### ACTION ITEM
Pull every line containing the word "detail" out of the material below.

#####

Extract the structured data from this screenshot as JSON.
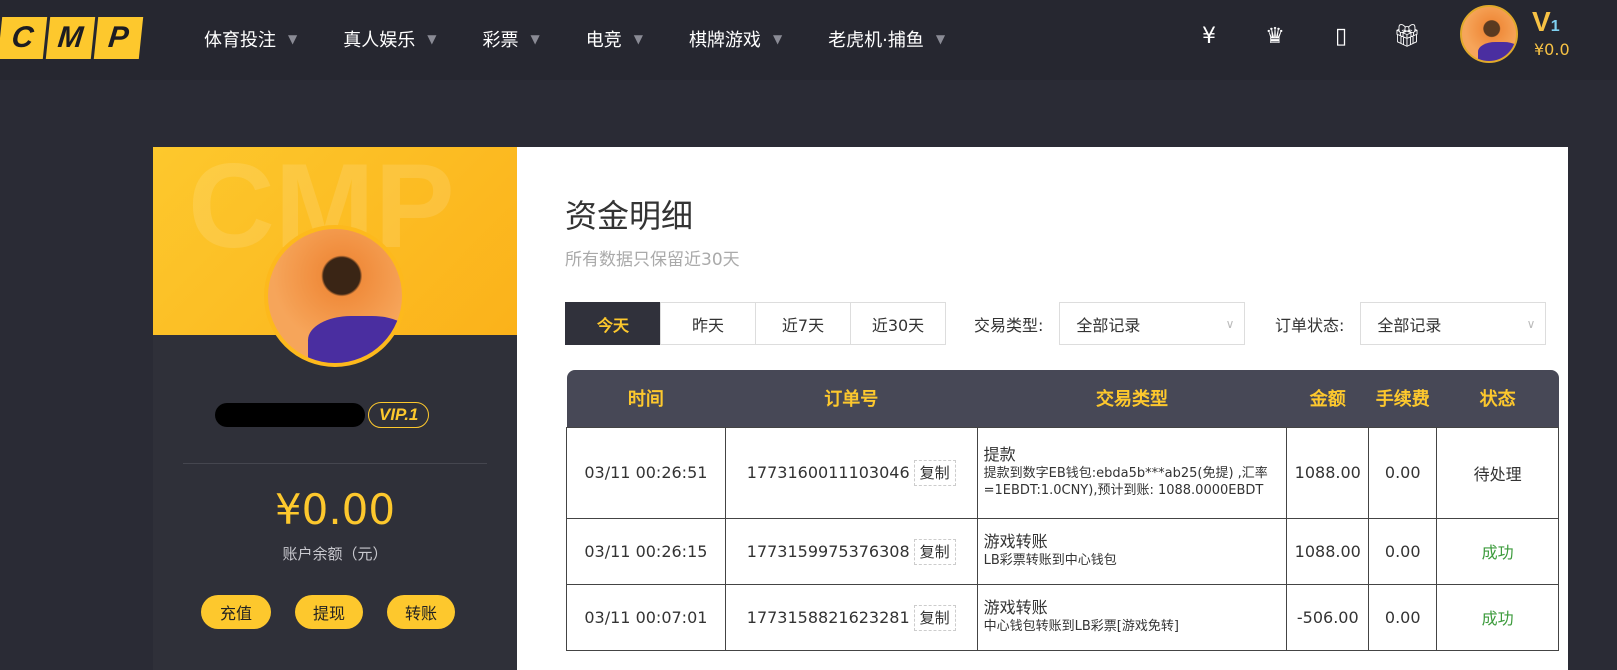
{
  "nav": {
    "logo": [
      "C",
      "M",
      "P"
    ],
    "menu": [
      "体育投注",
      "真人娱乐",
      "彩票",
      "电竞",
      "棋牌游戏",
      "老虎机·捕鱼"
    ],
    "icons": [
      "yen-ticket-icon",
      "crown-icon",
      "tablet-icon",
      "gift-icon"
    ],
    "vip": "V",
    "vip_level": "1",
    "balance": "¥0.0"
  },
  "profile": {
    "watermark": "CMP",
    "vip": "VIP.1",
    "balance": "¥0.00",
    "balance_label": "账户余额（元）",
    "buttons": [
      "充值",
      "提现",
      "转账"
    ]
  },
  "main": {
    "title": "资金明细",
    "subtitle": "所有数据只保留近30天",
    "tabs": [
      "今天",
      "昨天",
      "近7天",
      "近30天"
    ],
    "active_tab": "今天",
    "filters": [
      {
        "label": "交易类型:",
        "value": "全部记录"
      },
      {
        "label": "订单状态:",
        "value": "全部记录"
      }
    ],
    "columns": [
      "时间",
      "订单号",
      "交易类型",
      "金额",
      "手续费",
      "状态"
    ],
    "copy_label": "复制",
    "rows": [
      {
        "time": "03/11 00:26:51",
        "order": "1773160011103046",
        "type": "提款",
        "detail": "提款到数字EB钱包:ebda5b***ab25(免提) ,汇率=1EBDT:1.0CNY),预计到账: 1088.0000EBDT",
        "amount": "1088.00",
        "fee": "0.00",
        "status": "待处理"
      },
      {
        "time": "03/11 00:26:15",
        "order": "1773159975376308",
        "type": "游戏转账",
        "detail": "LB彩票转账到中心钱包",
        "amount": "1088.00",
        "fee": "0.00",
        "status": "成功"
      },
      {
        "time": "03/11 00:07:01",
        "order": "1773158821623281",
        "type": "游戏转账",
        "detail": "中心钱包转账到LB彩票[游戏免转]",
        "amount": "-506.00",
        "fee": "0.00",
        "status": "成功"
      }
    ]
  },
  "colors": {
    "accent": "#fdc82d",
    "success": "#3c9b3c",
    "nav_bg": "#262730"
  }
}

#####

### ANSWER SECTION
        "detail": "提款到数字EB钱包:ebda5b***ab25(免提) ,汇率=1EBDT:1.0CNY),预计到账: 1088.0000EBDT",
        "detail": "LB彩票转账到中心钱包",
        "detail": "中心钱包转账到LB彩票[游戏免转]",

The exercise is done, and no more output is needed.